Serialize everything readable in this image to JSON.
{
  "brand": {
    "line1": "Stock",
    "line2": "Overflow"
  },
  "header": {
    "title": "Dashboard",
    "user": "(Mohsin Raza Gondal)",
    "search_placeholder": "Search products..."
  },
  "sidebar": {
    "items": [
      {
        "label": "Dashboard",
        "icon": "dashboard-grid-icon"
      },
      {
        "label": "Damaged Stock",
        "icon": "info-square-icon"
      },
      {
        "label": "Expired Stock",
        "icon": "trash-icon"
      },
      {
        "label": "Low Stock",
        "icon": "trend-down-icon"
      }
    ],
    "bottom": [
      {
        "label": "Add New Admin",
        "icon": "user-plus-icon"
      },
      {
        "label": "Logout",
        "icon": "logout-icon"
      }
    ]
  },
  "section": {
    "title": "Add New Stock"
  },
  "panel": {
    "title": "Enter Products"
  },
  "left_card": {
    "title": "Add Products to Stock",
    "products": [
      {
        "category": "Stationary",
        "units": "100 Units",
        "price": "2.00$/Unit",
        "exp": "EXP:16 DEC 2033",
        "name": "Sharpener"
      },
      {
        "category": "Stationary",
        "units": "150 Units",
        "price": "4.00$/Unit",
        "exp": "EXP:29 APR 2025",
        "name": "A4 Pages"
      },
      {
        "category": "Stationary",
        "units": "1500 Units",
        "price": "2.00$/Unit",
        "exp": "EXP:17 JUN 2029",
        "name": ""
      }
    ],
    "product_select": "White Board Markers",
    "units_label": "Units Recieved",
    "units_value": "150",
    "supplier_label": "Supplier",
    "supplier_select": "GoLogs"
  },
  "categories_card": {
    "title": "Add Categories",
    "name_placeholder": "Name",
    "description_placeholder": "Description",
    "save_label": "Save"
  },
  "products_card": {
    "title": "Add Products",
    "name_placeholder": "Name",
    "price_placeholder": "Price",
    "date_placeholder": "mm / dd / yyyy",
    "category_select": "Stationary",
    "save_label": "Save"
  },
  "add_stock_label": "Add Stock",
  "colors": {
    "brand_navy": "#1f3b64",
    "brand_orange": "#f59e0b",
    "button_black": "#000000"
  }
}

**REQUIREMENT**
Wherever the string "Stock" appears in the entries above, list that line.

**THE ANSWER**
    "line1": "Stock",
        "label": "Damaged Stock",
        "label": "Expired Stock",
        "label": "Low Stock",
    "title": "Add New Stock"
    "title": "Add Products to Stock",
  "add_stock_label": "Add Stock",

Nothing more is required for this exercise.